A driver who perceives that another vehicle intends to overtake him should keep to the far left side of the carriageway and refrain from accelerating.

As for a carriageway with at least two lanes reserved for the traffic moving in the direction in which it is proceeding, the driver should make sure he can do so without approaching the vehicle from behind while remaining on the lane they have occupied for the first overtaking maneuver.

The driver not in the lane nearest to the edge of the carriageway to the location of the traffic may change lane in order to prepare to turn right or left or to park.

Where due to the narrowness profile or condition of the carriageway, in addition to the density or oncoming traffic, a driver of a vehicle which is slow or which is required to observe a certain speed limit cannot be easily and safely overtaken. The driver should slow down and if necessary pull aside as soon as possible in order to allow the driver of a following vehicle to overtake.

A driver of any other vehicle should slow down and where necessary stop to give way to a public motor vehicle with passengers priority to move off from a passenger vehicles’ stop.

No drive of a motor vehicle shall turn or reverse a motor vehicle on a motorway or on way entry to an exit ramp.

It is dangerous to apply brakes suddenly unless it is necessary to do so for safety reasons. Extra care should be taken on approaching an intersection so as to allow the driver of another motor vehicle to pass safely.

It is safe for the driver of a vehicle moving behind another to keep a sufficient distance so as to avoid collusion in case the vehicle in front suddenly slows down or stops.

For any cause beyond control no person shall keep a vehicle standing or parking on a carriageway on a PEDE station crossing level or close to the crest of a hill or bends.

A driver who intends to overtake another vehicle which has stopped immediately before a pedestrians crossing on a carriageway should stop at the pedestrians crossing and proceed only after making sure no pedestrian is using or is about to use the crossing.

The driver should stop before a pedestrians crossing which is not regulated by traffic lights or by a police officer.

Every person using the road shall exercise due care and attention and shall be alert and cautious so as not to endanger or obstruct traffic or other road users.

Use of Lights

Most drivers cause accidents during the night because of the misuse of lights. They either don’t know where or in which situations they are supposed to change motor vehicle light behaviours. Just to remind you:

a) Dimmed lights should be used on streets in built up areas with street lighting.

b)To a vehicle driver who is about to overtake another vehicle should prevent dazzle far enough to enable the driver of the other vehicle to proceed safely.

 

Approach during official motorcades passing

a) Draw the vehicle to a halt at the extreme left of the road.

b) Where the vehicle is stopped in any lane at a controlled intersection remain stationary and only proceed when instructed to do so by means of the hand signal of a police officer or after the motorcade has passed.
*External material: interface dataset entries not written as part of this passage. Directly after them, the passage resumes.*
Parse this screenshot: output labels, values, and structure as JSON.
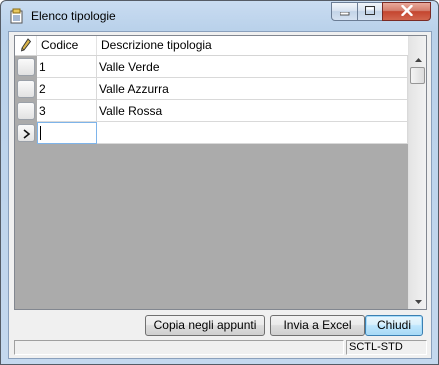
{
  "window": {
    "title": "Elenco tipologie"
  },
  "grid": {
    "columns": [
      "Codice",
      "Descrizione tipologia"
    ],
    "rows": [
      {
        "codice": "1",
        "descrizione": "Valle Verde"
      },
      {
        "codice": "2",
        "descrizione": "Valle Azzurra"
      },
      {
        "codice": "3",
        "descrizione": "Valle Rossa"
      }
    ],
    "new_row": {
      "codice": "",
      "descrizione": ""
    }
  },
  "buttons": {
    "copy": "Copia negli appunti",
    "excel": "Invia a Excel",
    "close": "Chiudi"
  },
  "status": {
    "left": "",
    "right": "SCTL-STD"
  },
  "icons": {
    "app": "notepad-list-icon",
    "header_edit": "pencil-icon",
    "new_row_indicator": "chevron-right-icon"
  }
}
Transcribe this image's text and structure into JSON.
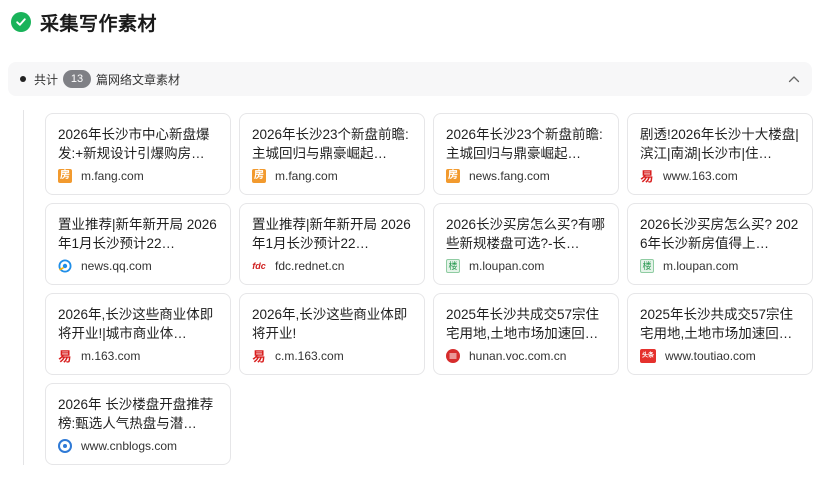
{
  "header": {
    "title": "采集写作素材"
  },
  "summary": {
    "prefix": "共计",
    "count": "13",
    "suffix": "篇网络文章素材"
  },
  "cards": [
    {
      "title": "2026年长沙市中心新盘爆发:+新规设计引爆购房…",
      "source": "m.fang.com",
      "icon": "fang-icon"
    },
    {
      "title": "2026年长沙23个新盘前瞻:主城回归与鼎豪崛起…",
      "source": "m.fang.com",
      "icon": "fang-icon"
    },
    {
      "title": "2026年长沙23个新盘前瞻:主城回归与鼎豪崛起…",
      "source": "news.fang.com",
      "icon": "fang-icon"
    },
    {
      "title": "剧透!2026年长沙十大楼盘|滨江|南湖|长沙市|住…",
      "source": "www.163.com",
      "icon": "netease-icon"
    },
    {
      "title": "置业推荐|新年新开局 2026年1月长沙预计22…",
      "source": "news.qq.com",
      "icon": "tencent-news-icon"
    },
    {
      "title": "置业推荐|新年新开局 2026年1月长沙预计22…",
      "source": "fdc.rednet.cn",
      "icon": "rednet-icon"
    },
    {
      "title": "2026长沙买房怎么买?有哪些新规楼盘可选?-长…",
      "source": "m.loupan.com",
      "icon": "loupan-icon"
    },
    {
      "title": "2026长沙买房怎么买? 2026年长沙新房值得上…",
      "source": "m.loupan.com",
      "icon": "loupan-icon"
    },
    {
      "title": "2026年,长沙这些商业体即将开业!|城市商业体…",
      "source": "m.163.com",
      "icon": "netease-icon"
    },
    {
      "title": "2026年,长沙这些商业体即将开业!",
      "source": "c.m.163.com",
      "icon": "netease-icon"
    },
    {
      "title": "2025年长沙共成交57宗住宅用地,土地市场加速回…",
      "source": "hunan.voc.com.cn",
      "icon": "voc-icon"
    },
    {
      "title": "2025年长沙共成交57宗住宅用地,土地市场加速回…",
      "source": "www.toutiao.com",
      "icon": "toutiao-icon"
    },
    {
      "title": "2026年 长沙楼盘开盘推荐榜:甄选人气热盘与潜…",
      "source": "www.cnblogs.com",
      "icon": "cnblogs-icon"
    }
  ],
  "icons": {
    "fang-icon": "房",
    "netease-icon": "易",
    "rednet-icon": "fdc",
    "loupan-icon": "楼",
    "toutiao-icon": "头条"
  },
  "colors": {
    "accent_green": "#19b35a",
    "badge_gray": "#7f8085"
  }
}
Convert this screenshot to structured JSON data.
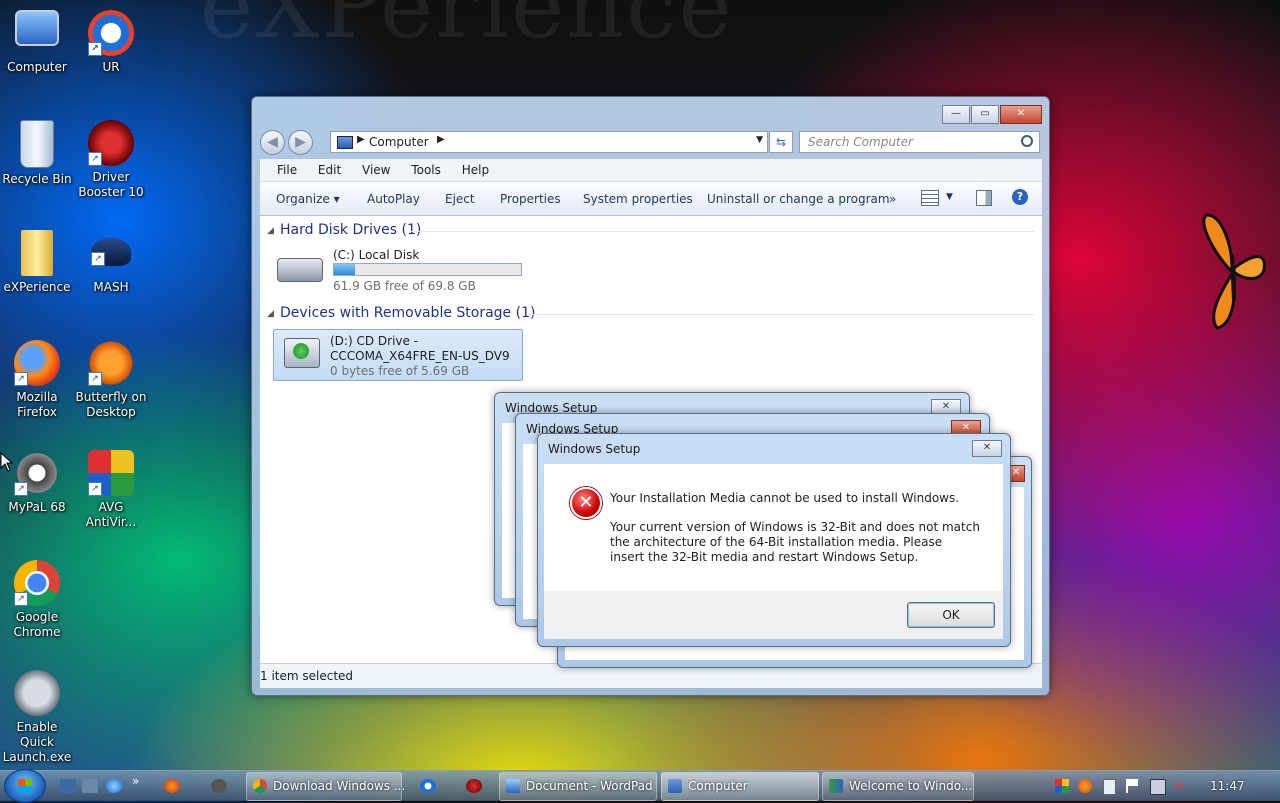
{
  "desktop": {
    "icons": [
      {
        "label": "Computer"
      },
      {
        "label": "UR"
      },
      {
        "label": "Recycle Bin"
      },
      {
        "label": "Driver Booster 10"
      },
      {
        "label": "eXPerience"
      },
      {
        "label": "MASH"
      },
      {
        "label": "Mozilla Firefox"
      },
      {
        "label": "Butterfly on Desktop"
      },
      {
        "label": "MyPaL 68"
      },
      {
        "label": "AVG AntiVir..."
      },
      {
        "label": "Google Chrome"
      },
      {
        "label": "Enable Quick Launch.exe"
      }
    ]
  },
  "explorer": {
    "address": "Computer",
    "search_placeholder": "Search Computer",
    "menu": [
      "File",
      "Edit",
      "View",
      "Tools",
      "Help"
    ],
    "commands": [
      "Organize ▾",
      "AutoPlay",
      "Eject",
      "Properties",
      "System properties",
      "Uninstall or change a program",
      "»"
    ],
    "groups": [
      {
        "title": "Hard Disk Drives (1)"
      },
      {
        "title": "Devices with Removable Storage (1)"
      }
    ],
    "drives": [
      {
        "name": "(C:) Local Disk",
        "info": "61.9 GB free of 69.8 GB",
        "used_fraction": 0.11
      },
      {
        "name": "(D:) CD Drive -",
        "name2": "CCCOMA_X64FRE_EN-US_DV9",
        "info": "0 bytes free of 5.69 GB"
      }
    ],
    "status": "1 item selected"
  },
  "dialogs": {
    "title1": "Windows Setup",
    "title2": "Windows Setup",
    "title3": "Windows Setup",
    "heading": "Your Installation Media cannot be used to install Windows.",
    "body": "Your current version of Windows is 32-Bit and does not match the architecture of the 64-Bit installation media. Please insert the 32-Bit media and restart Windows Setup.",
    "ok": "OK"
  },
  "taskbar": {
    "buttons": [
      {
        "label": "Download Windows ..."
      },
      {
        "label": "Document - WordPad"
      },
      {
        "label": "Computer"
      },
      {
        "label": "Welcome to Windo..."
      }
    ],
    "quick_more": "»",
    "clock": "11:47"
  }
}
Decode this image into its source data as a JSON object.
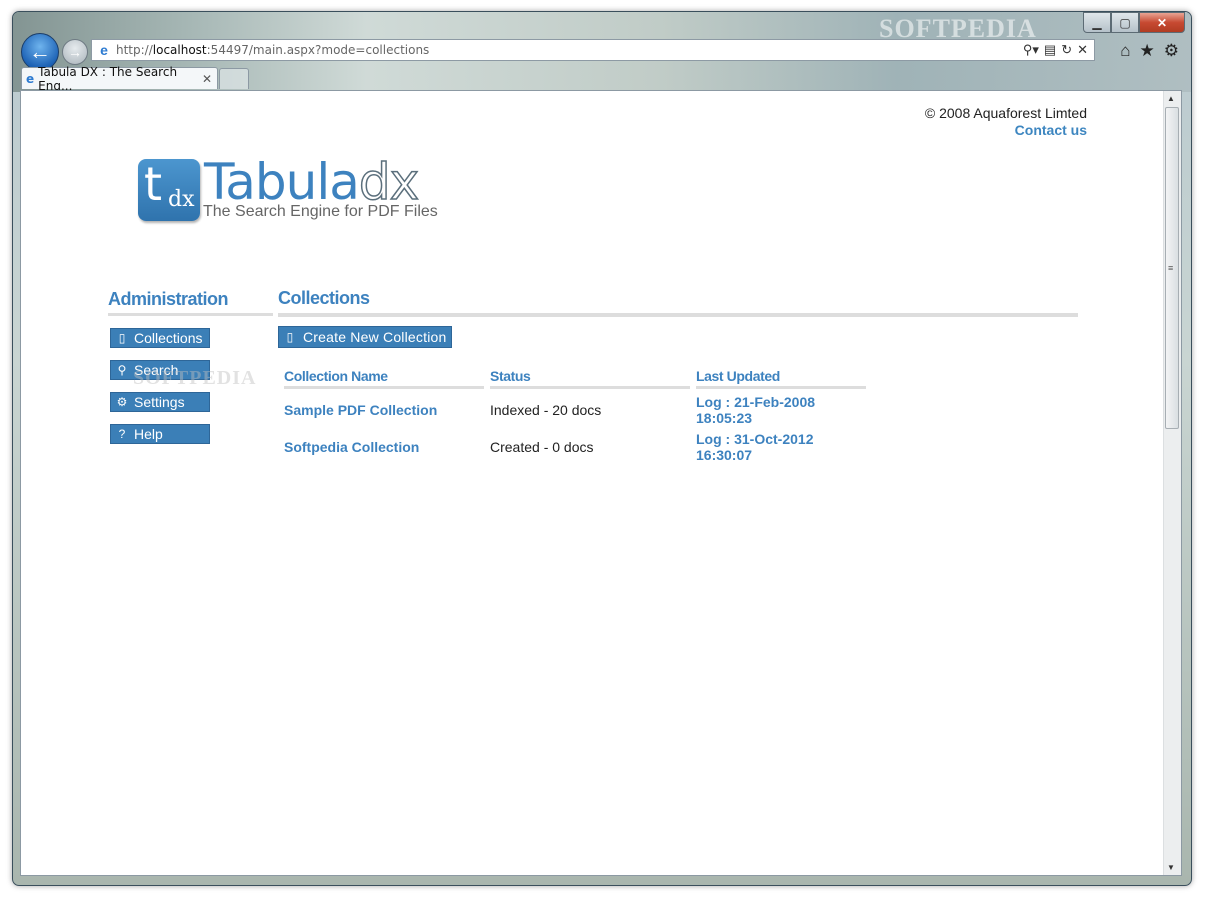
{
  "browser": {
    "title_watermark": "SOFTPEDIA",
    "url_prefix": "http://",
    "url_host": "localhost",
    "url_rest": ":54497/main.aspx?mode=collections",
    "tab_title": "Tabula DX : The Search Eng...",
    "minimize": "▁",
    "maximize": "▢",
    "close": "✕",
    "tab_close": "✕"
  },
  "header": {
    "copyright": "© 2008 Aquaforest Limted",
    "contact": "Contact us"
  },
  "logo": {
    "t": "t",
    "dx": "dx",
    "word_main": "Tabula",
    "word_outline": "dx",
    "tagline": "The Search Engine for PDF Files"
  },
  "sidebar": {
    "title": "Administration",
    "items": [
      {
        "label": "Collections",
        "icon": "document-icon"
      },
      {
        "label": "Search",
        "icon": "search-icon"
      },
      {
        "label": "Settings",
        "icon": "gear-icon"
      },
      {
        "label": "Help",
        "icon": "help-icon"
      }
    ],
    "watermark": "SOFTPEDIA"
  },
  "main": {
    "title": "Collections",
    "create_label": "Create New Collection",
    "columns": [
      "Collection Name",
      "Status",
      "Last Updated"
    ],
    "rows": [
      {
        "name": "Sample PDF Collection",
        "status": "Indexed - 20 docs",
        "updated": "Log : 21-Feb-2008 18:05:23"
      },
      {
        "name": "Softpedia Collection",
        "status": "Created - 0 docs",
        "updated": "Log : 31-Oct-2012 16:30:07"
      }
    ]
  }
}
c) A driver of a vehicle moving behind another vehicle shall keep a sufficient distance from the other vehicle so as to avoid causing an accident in case the vehicle in front suddenly slows down or stops.

 

Drunk driving

Drunk driving is the most dangerous habit which can take away your life. You may avoid accidents now but so long as you keep on drinking and driving you might face the consequences the day unexpected. Remember that when you drink alcohol you feel fine and great but it builds up foolish confidence and a hopeless courage in driving. Driving attitude, judgment and vision becomes low.

When the minute of accident approaches, you fear nothing but death. If you are lucky next day you will find yourself in hospital – in a hopeless condition most probably with severe injuries. Why should you sacrifice your life because of alcohol and leave your family in misery?

Please avoid driving while drunk. Beware of road accidents, spot areas on the highways.

 

• David Mfanga is former Dar es Salaam Regional Traffic Commander and can be reached on 0787312815

SOURCE: THE GUARDIAN